  • Dr. Modher Sadeq-Saba al-Tamimi, the Iraqi scientist who headed Saddam Hussein's long-range missile program, has fled to neighboring Iran, U.S. officers involved in the weapons hunt say. A handful of other scientists involved in former weapons programs have gone to Syria and Jordan, U.S. officials said. The U.S. State Department is working on a $16 million plan to keep Iraqi scientists occupied with peaceful research at home.
  • Days after deciding to hand political control of Iraq back to Iraqis by next June, the Bush administration may be ready to announce another major policy shift: The European Union's foreign policy chief, Javier Solana, tells Britain's Independent newspaper that U.S. military forces may soon come under international control.
  • Japan said Monday it would not be cowed by threats purportedly made by the al Qaeda terrorist network to attack U.S. allies, while Australia said it won't change the level of its terrorism alert. Two London-based Arabic-language newspapers received separate statements over the weekend threatening car bomb attacks against the United States, Britain, Italy, Australia and Japan.
  • A tape purportedly made by Saddam Hussein urged Iraqi rebels to escalate attacks against the occupation and "agents brought by foreign armies" — an apparent reference to Iraqis supporting the coalition. The speaker on the tape, aired on Al-Arabiya television, said the only way to end the chaos in Iraq was for Saddam and his now-outlawed Baath Party to return to power.

    The speaker also lashed out at Iraqis who cooperate with the U.S. military, calling them "stray dogs that walk alongside the caravan."

    The CIA said it would review the tape for its authenticity. President Bush dismissed the recording.

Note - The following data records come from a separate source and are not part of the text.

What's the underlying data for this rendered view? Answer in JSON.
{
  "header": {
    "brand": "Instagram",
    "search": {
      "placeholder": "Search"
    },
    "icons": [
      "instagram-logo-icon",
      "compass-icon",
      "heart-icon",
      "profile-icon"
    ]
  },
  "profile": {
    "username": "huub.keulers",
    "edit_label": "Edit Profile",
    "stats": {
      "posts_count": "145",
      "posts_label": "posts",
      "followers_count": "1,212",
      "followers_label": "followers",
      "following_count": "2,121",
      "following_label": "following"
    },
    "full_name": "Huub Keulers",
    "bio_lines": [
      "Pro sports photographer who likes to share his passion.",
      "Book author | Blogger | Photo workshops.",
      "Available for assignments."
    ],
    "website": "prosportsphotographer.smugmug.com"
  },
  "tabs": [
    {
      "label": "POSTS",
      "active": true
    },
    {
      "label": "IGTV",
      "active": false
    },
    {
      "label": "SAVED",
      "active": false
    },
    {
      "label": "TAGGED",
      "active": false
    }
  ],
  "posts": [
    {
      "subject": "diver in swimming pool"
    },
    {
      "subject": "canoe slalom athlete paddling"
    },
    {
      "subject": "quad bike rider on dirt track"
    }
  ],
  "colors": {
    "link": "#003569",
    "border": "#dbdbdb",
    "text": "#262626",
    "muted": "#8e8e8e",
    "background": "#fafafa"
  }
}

    "The evil ones now find themselves in crisis and this is God's will for them," he said.

    Some 2,000 troops of the 1st Armored Division — backed by tanks, armored vehicles and low-flying helicopters took part in the nighttime raid, sealing off a 20 block area and searching every single building inside it.

    But many citizens of the neighborhood next to the Tigris River said they were puzzled by the choice of target, because the area — which is home to bureaucrats, lawyers and other professionals — has not seen any rebel activity. Saddam was last seen in public in the neighborhood in April.

    Some also were furious that troops were arresting men who had more than the single AK-47 now allowed by the coalition forces. At least a dozen of those taken away were detained after the army confiscated revolvers or bird guns that could not have presented a serious threat to the security of the occupying forces.

    "Of course everybody has weapons," said Samir al-Hadith, an engineer who works in Saudi Arabia and had returned to Baghdad to check on his home. "There are so many thieves nowadays. We have to defend our families."

    Another such raid was mounted Monday in Saddam's hometown of Tikrit, where hundreds of soldiers rolled into the town center in Bradley armored vehicles.

    The show of force was mounted "just to display their number and might," said Lt. Col. Steven Russell.

    After the collision of two U.S. helicopters and another death on the ground, the U.S. death toll in Iraq grew to 417 — 270 since major combat operations were declared ended on May 1. Some 60 Americans have been killed in November.

    On Sunday, President Bush said it had been "a tough week" in Iraq, "but we made progress toward a sovereign and free Iraq."

    "The Iraqi Governing Council has laid out a timetable for the transfer of sovereignty," the president said. "On the one hand, the politics is moving on, on the other hand, we're going to stay tough and deal with the terrorists."

    According to a database of American war casualties maintained by the National Archives and Records Administration, more Americans have died in Iraq than the 401 who perished in Vietnam from the first reported death in 1956 through the end of 1964. Those casualties occurred at the earliest stage of the U.S. buildup in Southeast Asia, however.